[Start of section]

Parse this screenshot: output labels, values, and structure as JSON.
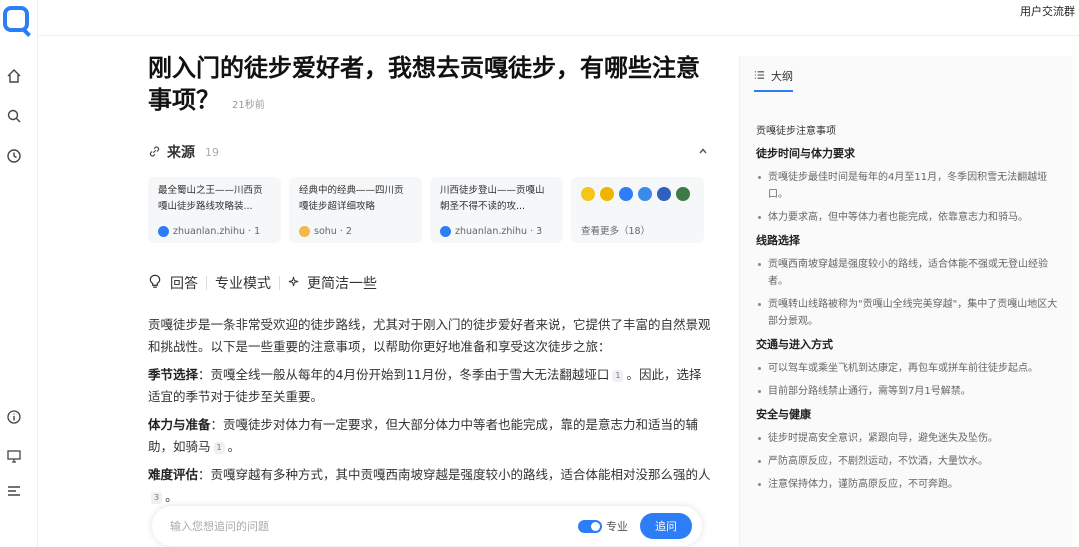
{
  "topbar": {
    "user_group": "用户交流群"
  },
  "question": {
    "title": "刚入门的徒步爱好者，我想去贡嘎徒步，有哪些注意事项？",
    "time": "21秒前"
  },
  "sources": {
    "label": "来源",
    "count": "19",
    "cards": [
      {
        "title": "最全蜀山之王——川西贡嘎山徒步路线攻略装...",
        "site": "zhuanlan.zhihu · 1"
      },
      {
        "title": "经典中的经典——四川贡嘎徒步超详细攻略",
        "site": "sohu · 2"
      },
      {
        "title": "川西徒步登山——贡嘎山朝圣不得不读的攻...",
        "site": "zhuanlan.zhihu · 3"
      }
    ],
    "more": "查看更多（18）"
  },
  "answer_tabs": {
    "answer": "回答",
    "pro_mode": "专业模式",
    "simpler": "更简洁一些"
  },
  "answer": {
    "intro": "贡嘎徒步是一条非常受欢迎的徒步路线，尤其对于刚入门的徒步爱好者来说，它提供了丰富的自然景观和挑战性。以下是一些重要的注意事项，以帮助你更好地准备和享受这次徒步之旅：",
    "p1_label": "季节选择",
    "p1_text": "：贡嘎全线一般从每年的4月份开始到11月份，冬季由于雪大无法翻越垭口",
    "p1_ref": "1",
    "p1_tail": "。因此，选择适宜的季节对于徒步至关重要。",
    "p2_label": "体力与准备",
    "p2_text": "：贡嘎徒步对体力有一定要求，但大部分体力中等者也能完成，靠的是意志力和适当的辅助，如骑马",
    "p2_ref": "1",
    "p2_tail": "。",
    "p3_label": "难度评估",
    "p3_text": "：贡嘎穿越有多种方式，其中贡嘎西南坡穿越是强度较小的路线，适合体能相对没那么强的人",
    "p3_ref": "3",
    "p3_tail": "。"
  },
  "ask": {
    "placeholder": "输入您想追问的问题",
    "pro_label": "专业",
    "button": "追问"
  },
  "outline": {
    "tab": "大纲",
    "main_title": "贡嘎徒步注意事项",
    "sections": [
      {
        "heading": "徒步时间与体力要求",
        "items": [
          "贡嘎徒步最佳时间是每年的4月至11月，冬季因积雪无法翻越垭口。",
          "体力要求高，但中等体力者也能完成，依靠意志力和骑马。"
        ]
      },
      {
        "heading": "线路选择",
        "items": [
          "贡嘎西南坡穿越是强度较小的路线，适合体能不强或无登山经验者。",
          "贡嘎转山线路被称为\"贡嘎山全线完美穿越\"，集中了贡嘎山地区大部分景观。"
        ]
      },
      {
        "heading": "交通与进入方式",
        "items": [
          "可以驾车或乘坐飞机到达康定，再包车或拼车前往徒步起点。",
          "目前部分路线禁止通行，需等到7月1号解禁。"
        ]
      },
      {
        "heading": "安全与健康",
        "items": [
          "徒步时提高安全意识，紧跟向导，避免迷失及坠伤。",
          "严防高原反应，不剧烈运动，不饮酒，大量饮水。",
          "注意保持体力，谨防高原反应，不可奔跑。"
        ]
      }
    ]
  },
  "colors": {
    "accent": "#2d7df6"
  }
}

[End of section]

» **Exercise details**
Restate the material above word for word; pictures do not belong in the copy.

» **Answer section**
Parse this screenshot: output labels, values, and structure as JSON.
{
  "topbar": {
    "user_group": "用户交流群"
  },
  "question": {
    "title": "刚入门的徒步爱好者，我想去贡嘎徒步，有哪些注意事项？",
    "time": "21秒前"
  },
  "sources": {
    "label": "来源",
    "count": "19",
    "cards": [
      {
        "title": "最全蜀山之王——川西贡嘎山徒步路线攻略装...",
        "site": "zhuanlan.zhihu · 1"
      },
      {
        "title": "经典中的经典——四川贡嘎徒步超详细攻略",
        "site": "sohu · 2"
      },
      {
        "title": "川西徒步登山——贡嘎山朝圣不得不读的攻...",
        "site": "zhuanlan.zhihu · 3"
      }
    ],
    "more": "查看更多（18）"
  },
  "answer_tabs": {
    "answer": "回答",
    "pro_mode": "专业模式",
    "simpler": "更简洁一些"
  },
  "answer": {
    "intro": "贡嘎徒步是一条非常受欢迎的徒步路线，尤其对于刚入门的徒步爱好者来说，它提供了丰富的自然景观和挑战性。以下是一些重要的注意事项，以帮助你更好地准备和享受这次徒步之旅：",
    "p1_label": "季节选择",
    "p1_text": "：贡嘎全线一般从每年的4月份开始到11月份，冬季由于雪大无法翻越垭口",
    "p1_ref": "1",
    "p1_tail": "。因此，选择适宜的季节对于徒步至关重要。",
    "p2_label": "体力与准备",
    "p2_text": "：贡嘎徒步对体力有一定要求，但大部分体力中等者也能完成，靠的是意志力和适当的辅助，如骑马",
    "p2_ref": "1",
    "p2_tail": "。",
    "p3_label": "难度评估",
    "p3_text": "：贡嘎穿越有多种方式，其中贡嘎西南坡穿越是强度较小的路线，适合体能相对没那么强的人",
    "p3_ref": "3",
    "p3_tail": "。"
  },
  "ask": {
    "placeholder": "输入您想追问的问题",
    "pro_label": "专业",
    "button": "追问"
  },
  "outline": {
    "tab": "大纲",
    "main_title": "贡嘎徒步注意事项",
    "sections": [
      {
        "heading": "徒步时间与体力要求",
        "items": [
          "贡嘎徒步最佳时间是每年的4月至11月，冬季因积雪无法翻越垭口。",
          "体力要求高，但中等体力者也能完成，依靠意志力和骑马。"
        ]
      },
      {
        "heading": "线路选择",
        "items": [
          "贡嘎西南坡穿越是强度较小的路线，适合体能不强或无登山经验者。",
          "贡嘎转山线路被称为\"贡嘎山全线完美穿越\"，集中了贡嘎山地区大部分景观。"
        ]
      },
      {
        "heading": "交通与进入方式",
        "items": [
          "可以驾车或乘坐飞机到达康定，再包车或拼车前往徒步起点。",
          "目前部分路线禁止通行，需等到7月1号解禁。"
        ]
      },
      {
        "heading": "安全与健康",
        "items": [
          "徒步时提高安全意识，紧跟向导，避免迷失及坠伤。",
          "严防高原反应，不剧烈运动，不饮酒，大量饮水。",
          "注意保持体力，谨防高原反应，不可奔跑。"
        ]
      }
    ]
  },
  "colors": {
    "accent": "#2d7df6"
  }
}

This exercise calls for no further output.